(Material to process)
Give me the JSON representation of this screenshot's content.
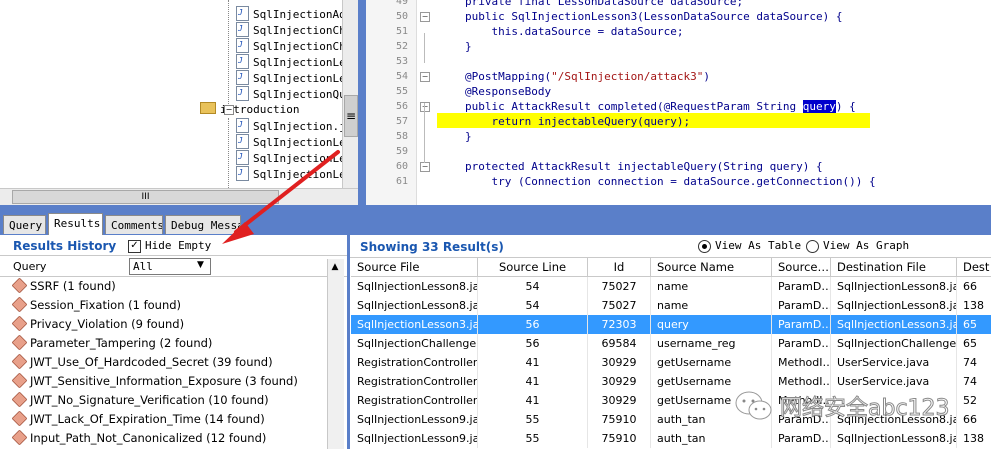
{
  "tree": {
    "items": [
      {
        "label": "SqlInjectionAdv"
      },
      {
        "label": "SqlInjectionChe"
      },
      {
        "label": "SqlInjectionChe"
      },
      {
        "label": "SqlInjectionLes"
      },
      {
        "label": "SqlInjectionLes"
      },
      {
        "label": "SqlInjectionQui"
      },
      {
        "label": "introduction",
        "folder": true
      },
      {
        "label": "SqlInjection.ja"
      },
      {
        "label": "SqlInjectionLes"
      },
      {
        "label": "SqlInjectionLes"
      },
      {
        "label": "SqlInjectionLes"
      }
    ],
    "scroll_glyph": "III",
    "menu_glyph": "≡"
  },
  "code": {
    "lines": [
      {
        "num": "49",
        "text": "private final LessonDataSource dataSource;"
      },
      {
        "num": "50",
        "text": "public SqlInjectionLesson3(LessonDataSource dataSource) {"
      },
      {
        "num": "51",
        "text": "    this.dataSource = dataSource;"
      },
      {
        "num": "52",
        "text": "}"
      },
      {
        "num": "53",
        "text": ""
      },
      {
        "num": "54",
        "text_pre": "@PostMapping(",
        "text_str": "\"/SqlInjection/attack3\"",
        "text_post": ")"
      },
      {
        "num": "55",
        "text": "@ResponseBody"
      },
      {
        "num": "56",
        "text_pre": "public AttackResult completed(@RequestParam String ",
        "text_sel": "query",
        "text_post": ") {"
      },
      {
        "num": "57",
        "text": "    return injectableQuery(query);"
      },
      {
        "num": "58",
        "text": "}"
      },
      {
        "num": "59",
        "text": ""
      },
      {
        "num": "60",
        "text": "protected AttackResult injectableQuery(String query) {"
      },
      {
        "num": "61",
        "text": "    try (Connection connection = dataSource.getConnection()) {"
      }
    ]
  },
  "tabs": [
    {
      "label": "Query"
    },
    {
      "label": "Results"
    },
    {
      "label": "Comments"
    },
    {
      "label": "Debug Messa"
    }
  ],
  "results_history": {
    "title": "Results History",
    "hide_empty_label": "Hide Empty",
    "hide_empty_checked": true,
    "check_glyph": "✓",
    "query_label": "Query",
    "query_filter": "All",
    "dropdown_glyph": "▼",
    "scroll_glyph": "▲",
    "items": [
      {
        "label": "SSRF (1 found)"
      },
      {
        "label": "Session_Fixation (1 found)"
      },
      {
        "label": "Privacy_Violation (9 found)"
      },
      {
        "label": "Parameter_Tampering (2 found)"
      },
      {
        "label": "JWT_Use_Of_Hardcoded_Secret (39 found)"
      },
      {
        "label": "JWT_Sensitive_Information_Exposure (3 found)"
      },
      {
        "label": "JWT_No_Signature_Verification (10 found)"
      },
      {
        "label": "JWT_Lack_Of_Expiration_Time (14 found)"
      },
      {
        "label": "Input_Path_Not_Canonicalized (12 found)"
      }
    ]
  },
  "results_table": {
    "title": "Showing 33 Result(s)",
    "view_table_label": "View As Table",
    "view_graph_label": "View As Graph",
    "view_mode": "table",
    "columns": [
      "Source File",
      "Source Line",
      "Id",
      "Source Name",
      "Source…",
      "Destination File",
      "Dest"
    ],
    "rows": [
      [
        "SqlInjectionLesson8.ja…",
        "54",
        "75027",
        "name",
        "ParamD…",
        "SqlInjectionLesson8.ja…",
        "66"
      ],
      [
        "SqlInjectionLesson8.ja…",
        "54",
        "75027",
        "name",
        "ParamD…",
        "SqlInjectionLesson8.ja…",
        "138"
      ],
      [
        "SqlInjectionLesson3.ja…",
        "56",
        "72303",
        "query",
        "ParamD…",
        "SqlInjectionLesson3.ja…",
        "65"
      ],
      [
        "SqlInjectionChallenge.…",
        "56",
        "69584",
        "username_reg",
        "ParamD…",
        "SqlInjectionChallenge.…",
        "65"
      ],
      [
        "RegistrationController.j…",
        "41",
        "30929",
        "getUsername",
        "MethodI…",
        "UserService.java",
        "74"
      ],
      [
        "RegistrationController.j…",
        "41",
        "30929",
        "getUsername",
        "MethodI…",
        "UserService.java",
        "74"
      ],
      [
        "RegistrationController.j…",
        "41",
        "30929",
        "getUsername",
        "MethodI…",
        "",
        "52"
      ],
      [
        "SqlInjectionLesson9.ja…",
        "55",
        "75910",
        "auth_tan",
        "ParamD…",
        "SqlInjectionLesson8.ja…",
        "66"
      ],
      [
        "SqlInjectionLesson9.ja…",
        "55",
        "75910",
        "auth_tan",
        "ParamD…",
        "SqlInjectionLesson8.ja…",
        "138"
      ]
    ],
    "selected_row": 2
  },
  "watermark": {
    "text": "网络安全abc123"
  },
  "colors": {
    "accent": "#5a7fc9",
    "selection": "#3399ff",
    "highlight": "#ffff00",
    "heading": "#1a57b0",
    "arrow": "#e02020"
  }
}
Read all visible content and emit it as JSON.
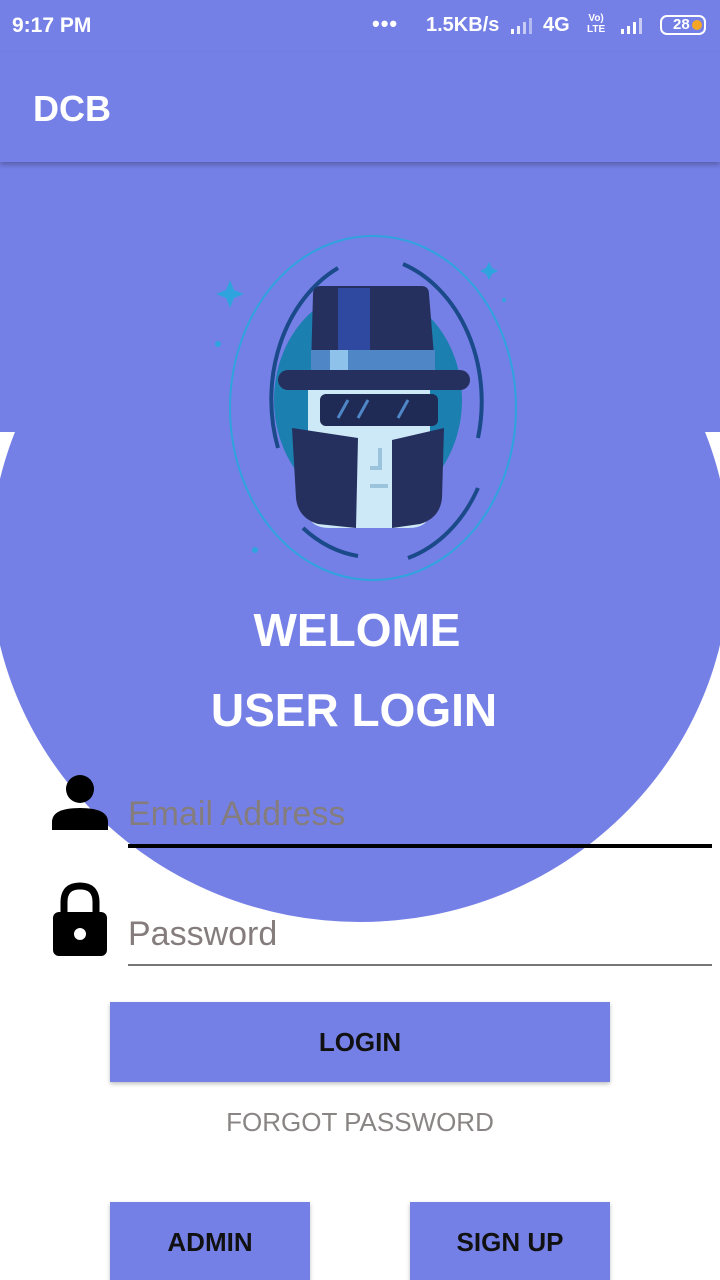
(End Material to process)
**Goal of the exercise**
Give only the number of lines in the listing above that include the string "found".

**Finished task**
9